Task description>
Check each line of the data, and copy those where "size" appears.

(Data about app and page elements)
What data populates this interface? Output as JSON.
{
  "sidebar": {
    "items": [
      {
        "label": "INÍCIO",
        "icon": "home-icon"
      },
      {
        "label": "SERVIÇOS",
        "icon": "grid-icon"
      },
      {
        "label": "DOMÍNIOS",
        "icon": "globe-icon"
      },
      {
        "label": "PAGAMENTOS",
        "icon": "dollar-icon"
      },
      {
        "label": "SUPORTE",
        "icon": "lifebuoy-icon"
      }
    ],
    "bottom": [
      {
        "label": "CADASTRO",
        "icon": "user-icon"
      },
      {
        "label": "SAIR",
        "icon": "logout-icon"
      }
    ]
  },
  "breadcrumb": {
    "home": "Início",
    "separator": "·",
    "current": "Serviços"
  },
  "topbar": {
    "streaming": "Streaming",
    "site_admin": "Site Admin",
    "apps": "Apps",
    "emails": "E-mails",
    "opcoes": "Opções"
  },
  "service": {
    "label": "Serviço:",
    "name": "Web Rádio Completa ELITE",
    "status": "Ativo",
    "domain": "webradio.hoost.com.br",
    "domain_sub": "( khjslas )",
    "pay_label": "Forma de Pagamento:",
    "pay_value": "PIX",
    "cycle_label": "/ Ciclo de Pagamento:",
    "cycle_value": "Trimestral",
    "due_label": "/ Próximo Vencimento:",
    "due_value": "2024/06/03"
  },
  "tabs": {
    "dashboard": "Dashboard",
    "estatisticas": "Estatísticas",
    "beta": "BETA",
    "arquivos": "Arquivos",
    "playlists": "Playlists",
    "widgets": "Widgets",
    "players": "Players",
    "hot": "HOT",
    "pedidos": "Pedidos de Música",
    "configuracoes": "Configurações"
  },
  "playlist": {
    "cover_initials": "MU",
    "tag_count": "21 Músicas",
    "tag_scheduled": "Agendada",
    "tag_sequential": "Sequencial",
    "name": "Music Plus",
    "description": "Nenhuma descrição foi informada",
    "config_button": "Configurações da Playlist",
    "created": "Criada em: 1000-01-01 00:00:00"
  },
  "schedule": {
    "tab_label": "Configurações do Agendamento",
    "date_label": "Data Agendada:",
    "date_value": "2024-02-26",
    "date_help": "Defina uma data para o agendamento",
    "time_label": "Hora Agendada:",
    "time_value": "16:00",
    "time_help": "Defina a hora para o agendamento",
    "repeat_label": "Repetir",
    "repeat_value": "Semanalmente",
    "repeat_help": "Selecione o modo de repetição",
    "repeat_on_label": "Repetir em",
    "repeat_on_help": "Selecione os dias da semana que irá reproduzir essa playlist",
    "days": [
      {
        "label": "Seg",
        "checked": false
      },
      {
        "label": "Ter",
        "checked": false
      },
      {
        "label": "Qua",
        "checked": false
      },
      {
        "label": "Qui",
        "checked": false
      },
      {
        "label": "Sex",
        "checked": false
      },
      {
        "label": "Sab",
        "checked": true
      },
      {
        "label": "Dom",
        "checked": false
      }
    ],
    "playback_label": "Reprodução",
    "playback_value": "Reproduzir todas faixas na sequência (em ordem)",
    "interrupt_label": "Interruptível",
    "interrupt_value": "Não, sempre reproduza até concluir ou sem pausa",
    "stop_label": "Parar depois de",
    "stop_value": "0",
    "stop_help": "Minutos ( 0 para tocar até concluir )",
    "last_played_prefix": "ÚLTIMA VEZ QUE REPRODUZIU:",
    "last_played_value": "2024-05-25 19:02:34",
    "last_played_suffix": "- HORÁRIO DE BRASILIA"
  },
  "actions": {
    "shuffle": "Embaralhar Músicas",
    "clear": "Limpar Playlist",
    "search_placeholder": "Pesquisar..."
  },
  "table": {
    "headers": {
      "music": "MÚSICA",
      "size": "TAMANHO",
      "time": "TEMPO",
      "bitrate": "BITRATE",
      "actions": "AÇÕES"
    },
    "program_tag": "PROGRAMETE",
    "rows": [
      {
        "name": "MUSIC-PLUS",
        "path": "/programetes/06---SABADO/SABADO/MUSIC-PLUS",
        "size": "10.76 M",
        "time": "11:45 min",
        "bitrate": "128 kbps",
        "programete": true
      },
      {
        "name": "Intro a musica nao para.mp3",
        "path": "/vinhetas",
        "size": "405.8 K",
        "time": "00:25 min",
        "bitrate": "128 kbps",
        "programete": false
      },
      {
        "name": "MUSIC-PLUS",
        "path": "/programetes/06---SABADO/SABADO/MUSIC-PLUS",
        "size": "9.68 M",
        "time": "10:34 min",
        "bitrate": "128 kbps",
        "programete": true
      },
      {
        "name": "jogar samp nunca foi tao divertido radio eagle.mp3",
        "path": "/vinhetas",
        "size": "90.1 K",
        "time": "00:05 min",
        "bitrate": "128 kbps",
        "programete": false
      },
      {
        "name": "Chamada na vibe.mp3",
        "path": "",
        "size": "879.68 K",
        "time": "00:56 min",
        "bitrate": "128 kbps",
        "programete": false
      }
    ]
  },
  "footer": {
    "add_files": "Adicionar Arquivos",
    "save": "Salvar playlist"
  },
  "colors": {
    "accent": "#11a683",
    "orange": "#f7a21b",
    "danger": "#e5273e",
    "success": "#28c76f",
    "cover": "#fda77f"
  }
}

Written response>
      "size": "TAMANHO",
        "size": "10.76 M",
        "size": "405.8 K",
        "size": "9.68 M",
        "size": "90.1 K",
        "size": "879.68 K",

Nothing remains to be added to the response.